A strange blip on the bubble chamber screen. Something caused it. What? The physicist must piece together the evidence. Means, motive, opportunity. In the end, and especially if the blip never repeats, he may just shrug his shoulders and say “Chance”—which is only and ever a euphemism for “I don’t know.”
The nature of evidence is the same at home, in science, in math, and in religion. Why something is is different from that or how it is. (I won’t prove here it works in math, but I do prove it here.)
None of this is controversial, except to die-hard followers of IBE who somehow believe that if only they exerted themselves sufficiently, they can always come to the best explanation of all aspects of a case—which is not synonymous with true. When IBE works, it’s really common sense, carefully explicated.
Next week we’ll see how Shapiro’s use of IBE to dismiss miracles relies on premises he didn’t know he was assuming, on how he did not account for the freedom to assume what evidence is probative, and how he didn’t grasp all aspects of cause.

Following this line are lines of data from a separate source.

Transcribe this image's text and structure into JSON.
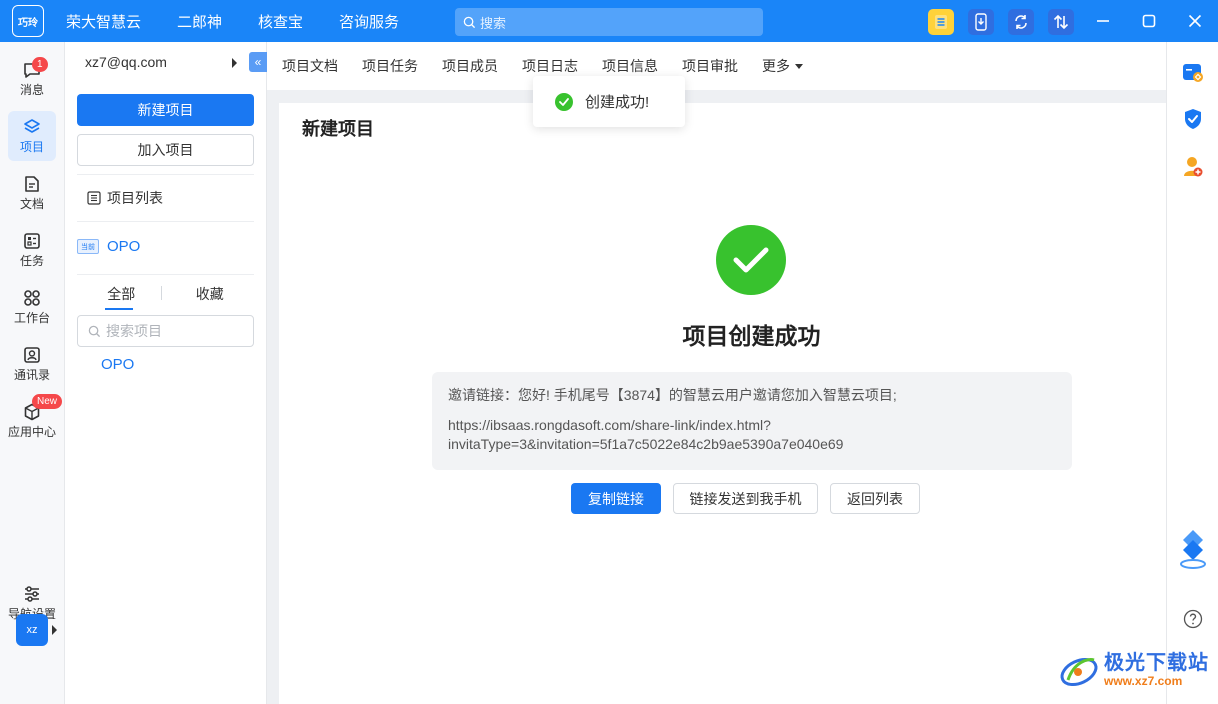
{
  "app": {
    "logo_text": "巧玲",
    "nav": [
      "荣大智慧云",
      "二郎神",
      "核查宝",
      "咨询服务"
    ],
    "search_placeholder": "搜索"
  },
  "rail": {
    "items": [
      {
        "label": "消息",
        "icon": "message-icon",
        "badge": "1"
      },
      {
        "label": "项目",
        "icon": "project-icon",
        "active": true
      },
      {
        "label": "文档",
        "icon": "document-icon"
      },
      {
        "label": "任务",
        "icon": "task-icon"
      },
      {
        "label": "工作台",
        "icon": "workbench-icon"
      },
      {
        "label": "通讯录",
        "icon": "contacts-icon"
      },
      {
        "label": "应用中心",
        "icon": "app-center-icon",
        "badge": "New"
      }
    ],
    "nav_settings": "导航设置",
    "avatar": "xz"
  },
  "projbar": {
    "email": "xz7@qq.com",
    "collapse_icon": "«",
    "new_project": "新建项目",
    "join_project": "加入项目",
    "project_list": "项目列表",
    "current_tag": "当前",
    "current_project": "OPO",
    "tabs": [
      "全部",
      "收藏"
    ],
    "search_placeholder": "搜索项目",
    "projects": [
      "OPO"
    ]
  },
  "main": {
    "tabs": [
      "项目文档",
      "项目任务",
      "项目成员",
      "项目日志",
      "项目信息",
      "项目审批",
      "更多"
    ],
    "card_title": "新建项目",
    "success_title": "项目创建成功",
    "invite_text": "邀请链接：您好! 手机尾号【3874】的智慧云用户邀请您加入智慧云项目;",
    "invite_link_1": "https://ibsaas.rongdasoft.com/share-link/index.html?",
    "invite_link_2": "invitaType=3&invitation=5f1a7c5022e84c2b9ae5390a7e040e69",
    "btn_copy": "复制链接",
    "btn_send": "链接发送到我手机",
    "btn_back": "返回列表"
  },
  "toast": {
    "text": "创建成功!"
  },
  "watermark": {
    "title": "极光下载站",
    "url": "www.xz7.com"
  },
  "colors": {
    "primary": "#1a78f2",
    "topbar": "#1a85f8",
    "success": "#38c22e",
    "badge": "#f5484a"
  }
}
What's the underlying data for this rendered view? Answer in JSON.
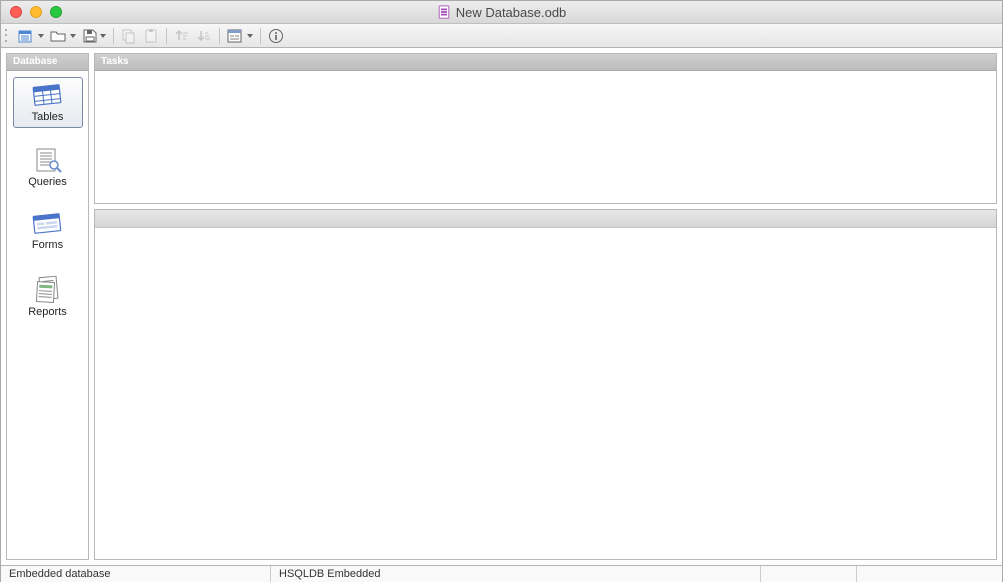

Update Since it has arisen, there are other interpretations of quantum mechanics which differ from the classical ones. For instance: Quantum Potency & Probability, which restores Heisenberg’s original surmise. About cause. Now everything potential that becomes actual only can do do by something actual—a fancy way of saying QM events are not “uncaused”, as some would have it. On the nature of cause in QM see inter alia Wolfgang Smith’s The Quantum Enigma: Finding the Hidden Key (3rd Edition) Scholastic Metaphysics: A Contemporary Introduction. There is another recent monograph by (I think) a Dominican scientist on the same subject which is escaping my memory. When I recall, I’ll post.